Vail has a long list of why he believes Noah's flood formed the Canyon. For example, the contact points between the layers are table-top flat, signaling a flood of epic proportions.
"There's no sign of either physical or chemical erosion along this point,” he said. “And if that represented 15 million years, you would expect to see some sign of erosion."
He also points to tons of fossils found near the red wall limestone. For fossilization like that to occur, the fish must be buried catastrophically, like in a huge flood, so they’re protected from decay.
The irony here is that for years Vail used to teach the Evolutionist theory of the Canyon, but he was left with too many questions. Later, he became a Christian and his perspective changed.
The way he sees it, this is a classic case of Creation vs. Evolution. A battle of religious world views.
Vail said, "They want to dismiss it because it's not science. Well, if you want to take that tact, there's isn't science either. It's religion."
Vail's book about God in the Grand Canyon is confined to the bookstore, but along the south rim of the Grand Canyon, there are other references to God. These are outside. They are biblical plaques placed on buildings by a group of nuns. And that has been controversial too.
Sister Mary Ann and Sister Pinea belong to the Evangelical Sisterhood of Mary. Thirty years ago, their covenant put up three plaques with biblical passages around the canyon.
But a few years ago, after some visitors complained that religious plaques shouldn't be on federal buildings, the Grand Canyon superintendent temporarily pulled them down.
"They were down and we thought there's no hope,” said Sister Pinea, “but God raised up people to express their outrage and their sadness, and I think He put things into motion to put them back up again."
Just a few weeks later, after numerous complaints to the park service, the deputy director of the park service overruled the Grand Canyon superintendent.
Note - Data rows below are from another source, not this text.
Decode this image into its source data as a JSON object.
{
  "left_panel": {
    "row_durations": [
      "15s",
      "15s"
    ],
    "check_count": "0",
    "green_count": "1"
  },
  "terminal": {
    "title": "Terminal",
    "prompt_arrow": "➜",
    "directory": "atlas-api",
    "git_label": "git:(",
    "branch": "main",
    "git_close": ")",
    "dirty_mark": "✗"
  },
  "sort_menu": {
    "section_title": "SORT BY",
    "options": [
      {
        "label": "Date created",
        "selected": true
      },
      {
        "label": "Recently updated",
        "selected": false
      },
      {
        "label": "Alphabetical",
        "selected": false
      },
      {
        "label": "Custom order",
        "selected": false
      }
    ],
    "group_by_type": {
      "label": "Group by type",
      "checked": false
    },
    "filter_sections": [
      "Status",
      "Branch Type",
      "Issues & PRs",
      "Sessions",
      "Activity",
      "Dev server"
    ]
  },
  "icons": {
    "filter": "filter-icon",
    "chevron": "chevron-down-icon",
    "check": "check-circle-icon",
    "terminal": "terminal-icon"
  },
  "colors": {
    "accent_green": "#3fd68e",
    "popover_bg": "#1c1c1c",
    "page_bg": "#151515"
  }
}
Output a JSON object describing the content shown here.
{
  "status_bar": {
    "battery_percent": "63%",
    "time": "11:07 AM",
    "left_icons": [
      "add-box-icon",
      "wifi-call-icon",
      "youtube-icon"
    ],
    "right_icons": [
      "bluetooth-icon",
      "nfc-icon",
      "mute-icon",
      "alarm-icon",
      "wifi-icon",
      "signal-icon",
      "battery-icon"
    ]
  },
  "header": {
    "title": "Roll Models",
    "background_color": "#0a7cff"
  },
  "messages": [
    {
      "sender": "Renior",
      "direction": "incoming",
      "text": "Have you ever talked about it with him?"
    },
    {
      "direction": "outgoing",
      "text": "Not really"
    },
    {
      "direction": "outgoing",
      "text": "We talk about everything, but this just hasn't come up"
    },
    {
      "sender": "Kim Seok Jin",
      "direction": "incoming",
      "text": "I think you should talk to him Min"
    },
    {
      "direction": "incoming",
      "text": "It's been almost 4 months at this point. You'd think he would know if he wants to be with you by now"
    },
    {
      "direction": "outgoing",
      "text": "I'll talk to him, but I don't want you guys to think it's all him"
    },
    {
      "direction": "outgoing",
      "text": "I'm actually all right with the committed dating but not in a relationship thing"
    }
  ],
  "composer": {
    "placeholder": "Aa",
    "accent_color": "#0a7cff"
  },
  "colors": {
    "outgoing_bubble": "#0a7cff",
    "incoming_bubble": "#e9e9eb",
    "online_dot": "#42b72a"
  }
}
The plaques were put back up.
In a letter sent to the evangelical sisterhood, he apologized saying he would like to correct the situation. He went on to say that the park service will "promptly undertake a more in-depth legal and policy review."
To this day, though, so far at least, the plaques stand. That worries some.
"If the Government gets into the business of deciding which religious views get displayed in certain locations,” Ruch stated, “we're on a slippery slope that the First Amendment was designed to keep us off of."
But Sister Pinea said, "It's the Government that's not supposed to be interfering with our freedoms. It's not that religious people are not allowed to express their faith and their views."
So now, tourists at the Grand Canyon see, up-close-and-personal, passages from Psalms that declare how wonderful God's works are.
"Finding words for His Majesty, I don't think there's a better place than in the Psalms. God's word is living and active," said Sister Mary Anne.
It may be living and active at the Grand Canyon, but the plaques are hanging on by a thread. Park service officials admit that since these plaques were put up more than 30 years ago, they've become part of the park.
If they were put up today, a time when separation of church and state means eliminating any public references to religion, these plaques may not have survived. But the nuns have won, and so has Tom Vail.
For them, it's about having the liberty to share God's word with those who don't believe. Like Noah's flood, for example, where they say the Canyon clearly shows God's truth.
Vail said, "The message is that God's word can be trusted. That you can trust God's word right through the first verse of Genesis through the end of Revelation."
And though some may try and silence that at the Grand Canyon, you can't silence images like this: a double rainbow dipping into the Canyon, a majestic reminder that God is ever present here in one of the most beautiful places on Earth.